- Restores dopamine production quickly
- Reverses depression
- Reverses insomnia and helps you get more restorative sleep
NOTE: Many people that have only used the Vitamin C by itself have emailed me to say they relapsed, then when they tried the protocol again, they used an Opiate Withdrawal Supplement and thus were successful. Vitamin C doesn’t correct the long-term biochemical imbalances, but the right Opiate Withdrawal Supplement does. If you can afford it, I also highly recommend taking this awesome supplement, because the benefits are just too good to pass up.
So at this point, you may be asking the question:
“If Vitamin C for opiate withdrawal works so well, why on Earth isn’t it used as a normal treatment modality?!
Many individuals and organizations are opposed to using “megavitamins” for substance abuse treatment. Some believe it is unsafe, while others believe it just results in “expensive urine.” Furthermore, in the past, as well as the present day, America appears to be obsessed with pharmaceutical medications to treat addiction. I foresee this obsession to continue for at least the next three to five decades, but I really hope I’m wrong.
I’m doing my best to help spread the word about these natural forms of treatment. I believe medications can be a useful form of treatment for some people, though I also am of the opinion that the patient should be given more choices.
Too many opiate abusers believe Suboxone, Subutex, Methadone, and Vivitrol are their only options for staying clean. The only way things are going to change is if enough people finally come together and make some noise. Even then, it’s going to take a lot of dedication, persistence, and action to get things moving in the right direction.
Since I wrote this article, I’ve learned something very important. Liposomal Vitamin C has a 90% bioavailability, so more of the nutrient gets absorbed into the bloodstream without the gastrointestinal issues (this is good news!). For a while, I had a small paragraph written here asking if someone tried this method to please inform me how it worked. You see, liposomal C is still ascorbic acid, which was shown in one of the studies to significantly reduce withdrawal symptoms, however, it is encapsulated in a lipid (fat) layer, which helps it get absorbed much better, and as a result, also prevents stomach issues.
I ordered some liposomal C and took 10,000 mg three times a day and guess what? No bowel intolerance! Typically a dose of 3,000 mg regular Vitamin C will slightly upset my stomach. And here is some even better news. I recently received a comment on this article from someone that had great results using this method.
Here is what Lane had to say:
My experience with the Liposomal Vitamin C: Sunday night was my last pill! I had been taking vitamin c for 2 days (the building up phase). Day 3 (first day without pain pills) was awesome, no withdrawal symptoms at all! I guess I let my guard down the next day 4, and slacked off the C because the first day was so good!
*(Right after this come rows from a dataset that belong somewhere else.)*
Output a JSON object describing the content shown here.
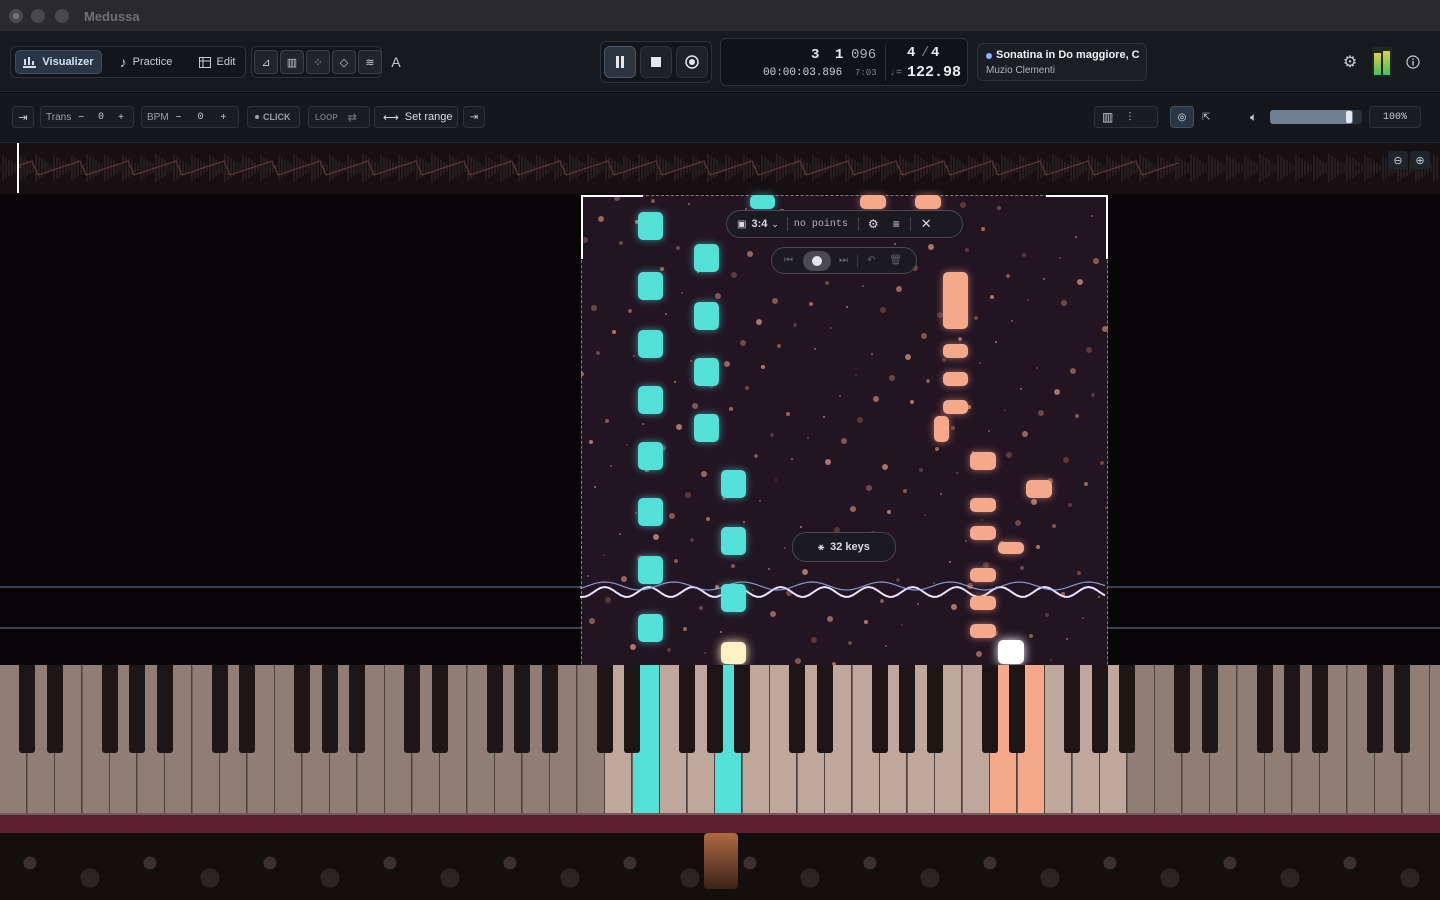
{
  "app": {
    "title": "Medussa"
  },
  "toolbar": {
    "modes": [
      {
        "label": "Visualizer"
      },
      {
        "label": "Practice"
      },
      {
        "label": "Edit"
      }
    ],
    "font_button": "A"
  },
  "position": {
    "bars": "3",
    "beats": "1",
    "ticks": "096",
    "time": "00:00:03.896",
    "duration": "7:03",
    "timesig_num": "4",
    "timesig_den": "4",
    "tempo_symbol": "♩=",
    "tempo": "122.98"
  },
  "song": {
    "title": "Sonatina in Do maggiore, C",
    "composer": "Muzio Clementi"
  },
  "controls": {
    "trans_label": "Trans",
    "trans_value": "0",
    "bpm_label": "BPM",
    "bpm_value": "0",
    "click_label": "CLICK",
    "loop_label": "LOOP",
    "set_range_label": "Set range",
    "zoom_value": "100%",
    "volume": 0.9
  },
  "capture": {
    "aspect": "3:4",
    "points": "no points"
  },
  "keys_badge": "32 keys",
  "colors": {
    "left_hand": "#53e0d8",
    "right_hand": "#f6a98a",
    "accent": "#3e5066"
  }
}
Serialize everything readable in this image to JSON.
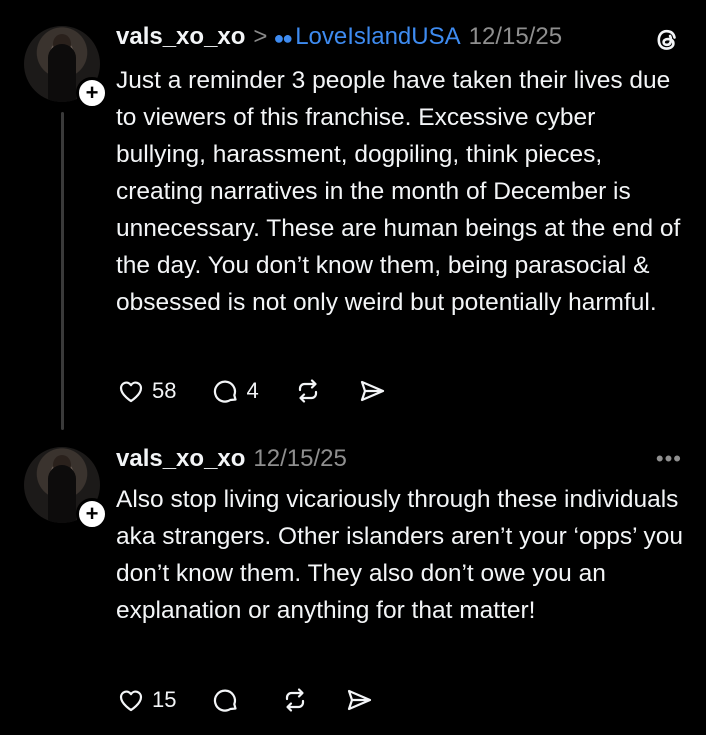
{
  "posts": [
    {
      "username": "vals_xo_xo",
      "topic_separator": ">",
      "topic": "LoveIslandUSA",
      "date": "12/15/25",
      "text": "Just a reminder 3 people have taken their lives due to viewers of this franchise. Excessive cyber bullying, harassment, dogpiling, think pieces, creating narratives in the month of December is unnecessary. These are human beings at the end of the day. You don’t know them, being parasocial & obsessed is not only weird but potentially harmful.",
      "likes": "58",
      "replies": "4"
    },
    {
      "username": "vals_xo_xo",
      "date": "12/15/25",
      "text": "Also stop living vicariously through these individuals aka strangers. Other islanders aren’t your ‘opps’ you don’t know them. They also don’t owe you an explanation or anything for that matter!",
      "likes": "15",
      "replies": ""
    }
  ],
  "icons": {
    "follow": "+",
    "more": "•••",
    "brand": "threads-logo-icon",
    "like": "heart-icon",
    "reply": "comment-icon",
    "repost": "repost-icon",
    "share": "send-icon"
  },
  "colors": {
    "background": "#000000",
    "text": "#f3f5f7",
    "muted": "#8f8f8f",
    "topic": "#3e8bf0"
  }
}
The freezing body temperature was awful, so I bumped up the C again, until I began to feel a little better the next day! Since then it has been ok overall! I had no bowel intolerance with this form of the C! I am continuing with the DLPA as well! I only pray I have the strength to stay away from my next pain appointment! Thanks for your informative site Matt!”
Pretty cool right?! Here are the two types of liposomal C I’ve tried that I believe are superior products: LivOn Lypo-Spheric Vitamin C Packets (I like this one best) and Dr. Mercola Liposomal Vitamin C. This form of taking Vitamin C is even more powerful than intravenous C, and I’m very grateful a reader told me about this. I am leaving the sodium ascorbate/fruit juice protocol up because I think it is a great framework to go by, and people can either use that method or take liposomal C instead. If it were me, I would absolutely take liposomal combined with an Opiate Withdrawal Supplement.
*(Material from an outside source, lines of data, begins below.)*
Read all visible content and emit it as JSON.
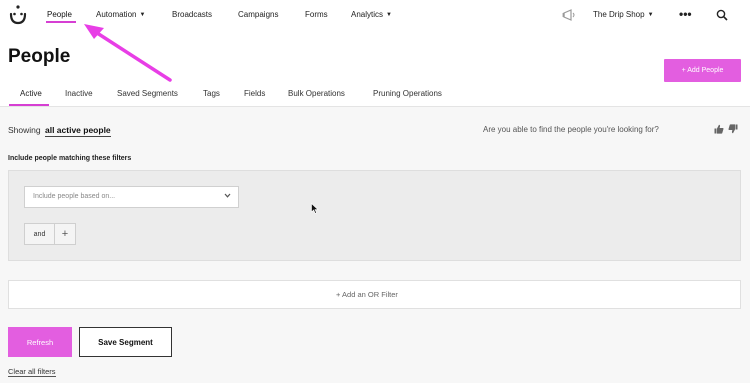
{
  "nav": {
    "logo_icon": "drip-smile-logo-icon",
    "items": [
      {
        "label": "People"
      },
      {
        "label": "Automation",
        "caret": "▼"
      },
      {
        "label": "Broadcasts"
      },
      {
        "label": "Campaigns"
      },
      {
        "label": "Forms"
      },
      {
        "label": "Analytics",
        "caret": "▼"
      }
    ],
    "account": {
      "label": "The Drip Shop",
      "caret": "▼"
    },
    "more": "•••",
    "icons": [
      "megaphone-icon",
      "more-icon",
      "search-icon"
    ]
  },
  "page": {
    "title": "People",
    "add_button": "+ Add People"
  },
  "tabs": [
    "Active",
    "Inactive",
    "Saved Segments",
    "Tags",
    "Fields",
    "Bulk Operations",
    "Pruning Operations"
  ],
  "showing": {
    "prefix": "Showing",
    "value": "all active people",
    "feedback_question": "Are you able to find the people you're looking for?"
  },
  "filters": {
    "heading": "Include people matching these filters",
    "select_placeholder": "Include people based on...",
    "and_label": "and",
    "plus_label": "+",
    "or_filter_label": "+ Add an OR Filter"
  },
  "actions": {
    "refresh": "Refresh",
    "save_segment": "Save Segment",
    "clear_filters": "Clear all filters"
  },
  "colors": {
    "accent": "#e35ee0",
    "arrow": "#e83ee6",
    "background_gray": "#f7f7f7"
  }
}
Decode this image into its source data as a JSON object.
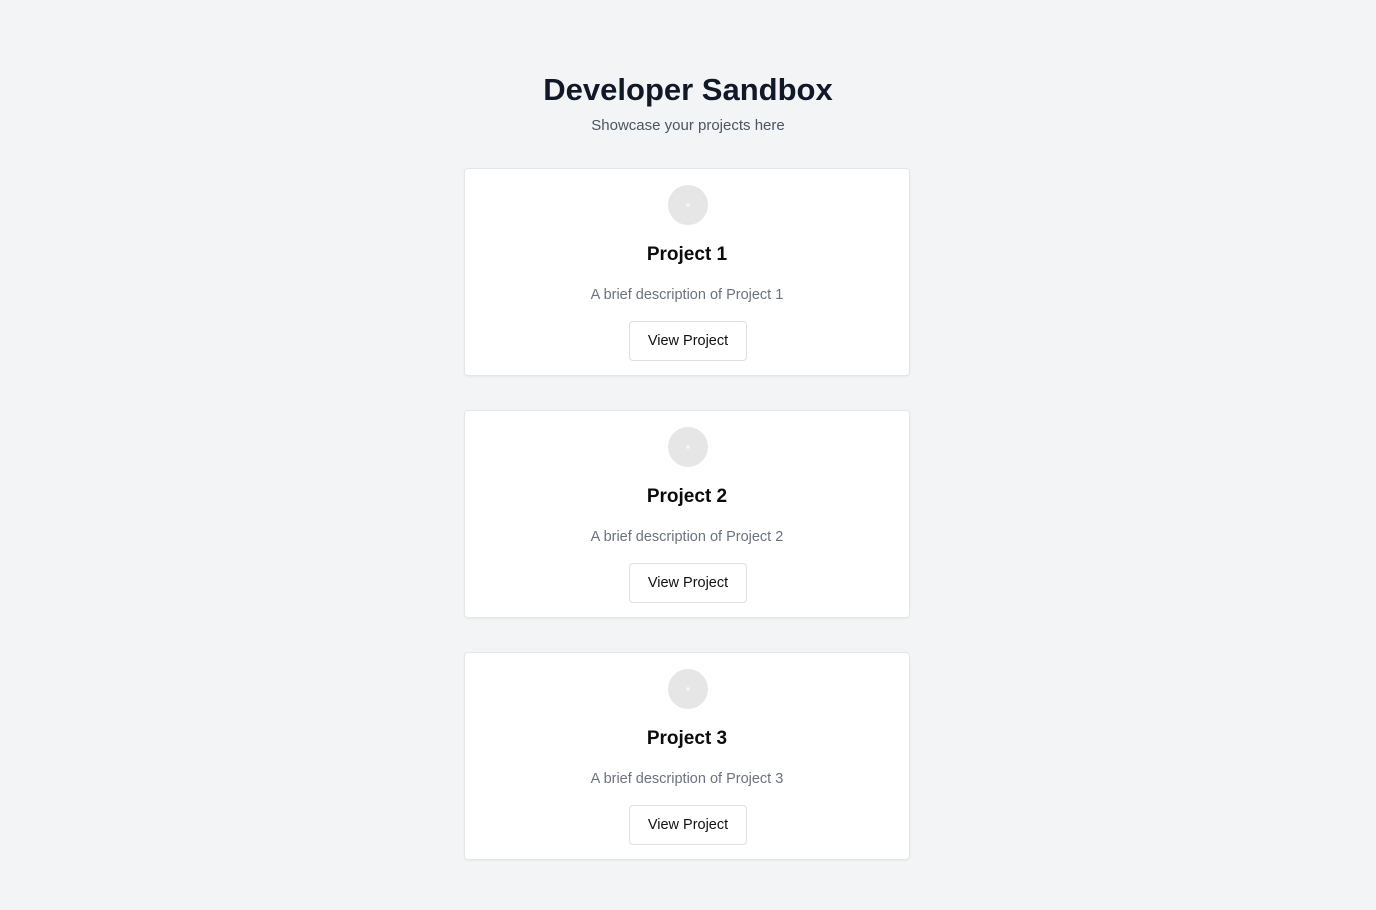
{
  "header": {
    "title": "Developer Sandbox",
    "subtitle": "Showcase your projects here"
  },
  "projects": [
    {
      "title": "Project 1",
      "description": "A brief description of Project 1",
      "button_label": "View Project",
      "icon": "image-placeholder-icon"
    },
    {
      "title": "Project 2",
      "description": "A brief description of Project 2",
      "button_label": "View Project",
      "icon": "image-placeholder-icon"
    },
    {
      "title": "Project 3",
      "description": "A brief description of Project 3",
      "button_label": "View Project",
      "icon": "image-placeholder-icon"
    }
  ],
  "colors": {
    "background": "#f2f4f6",
    "card": "#ffffff",
    "title": "#111827",
    "muted": "#6b7280"
  }
}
Then after the acute detox ended, I would go immediately to my Post-Acute Withdrawal Syndrome (PAWS) regimen. Click here to read the PAWS protocol.
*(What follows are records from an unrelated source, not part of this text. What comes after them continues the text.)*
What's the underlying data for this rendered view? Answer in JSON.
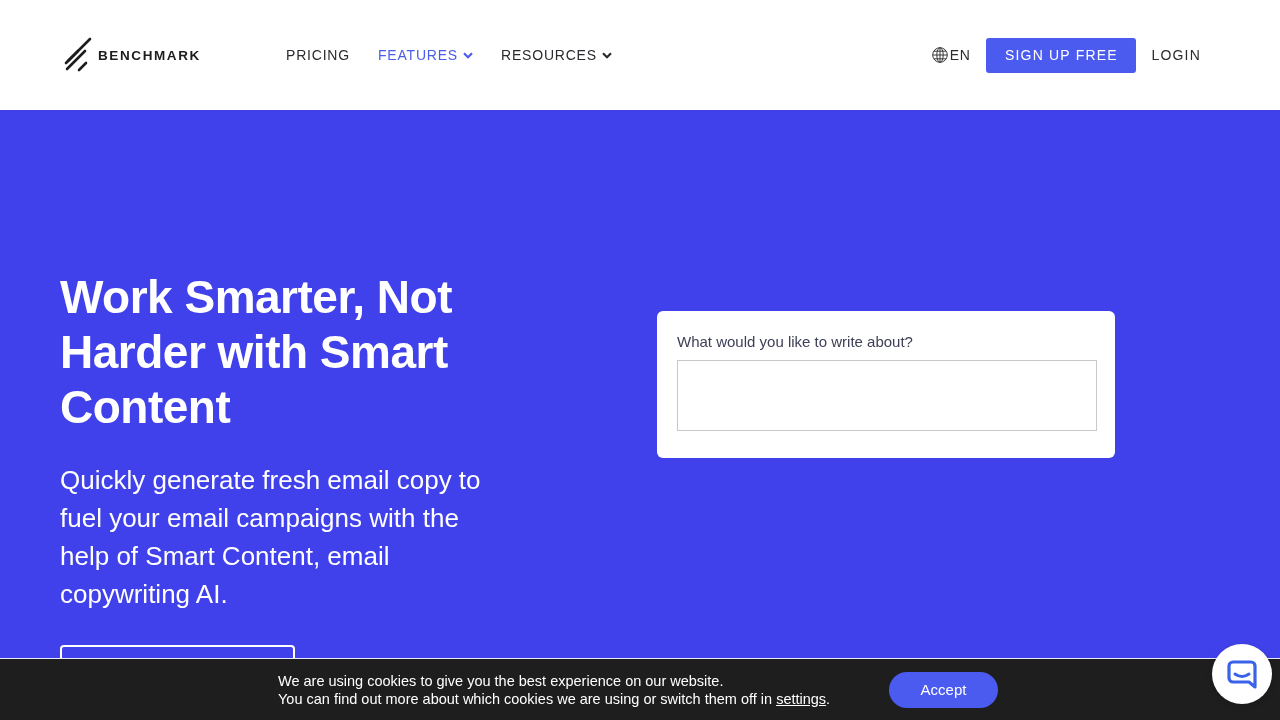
{
  "header": {
    "logo": "BENCHMARK",
    "nav": [
      {
        "label": "PRICING",
        "selected": false,
        "dropdown": false
      },
      {
        "label": "FEATURES",
        "selected": true,
        "dropdown": true
      },
      {
        "label": "RESOURCES",
        "selected": false,
        "dropdown": true
      }
    ],
    "language": "EN",
    "signup_button": "SIGN UP FREE",
    "login": "LOGIN"
  },
  "hero": {
    "title": "Work Smarter, Not Harder with Smart Content",
    "description": "Quickly generate fresh email copy to fuel your email campaigns with the help of Smart Content, email copywriting AI.",
    "demo_card": {
      "label": "What would you like to write about?"
    }
  },
  "cookie_bar": {
    "lines": [
      "We are using cookies to give you the best experience on our website.",
      "You can find out more about which cookies we are using or switch them off in"
    ],
    "link": "settings",
    "after_link": ".",
    "accept_button": "Accept"
  }
}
Here is a short YouTube video showing how liposomal supplements get absorbed better:
Please feel free to comment on your experience using any of these methods. Click here now to view my best home detox program.
If you have any questions on using Vitamin C for opiate withdrawal, please feel free to post them in the comment box below.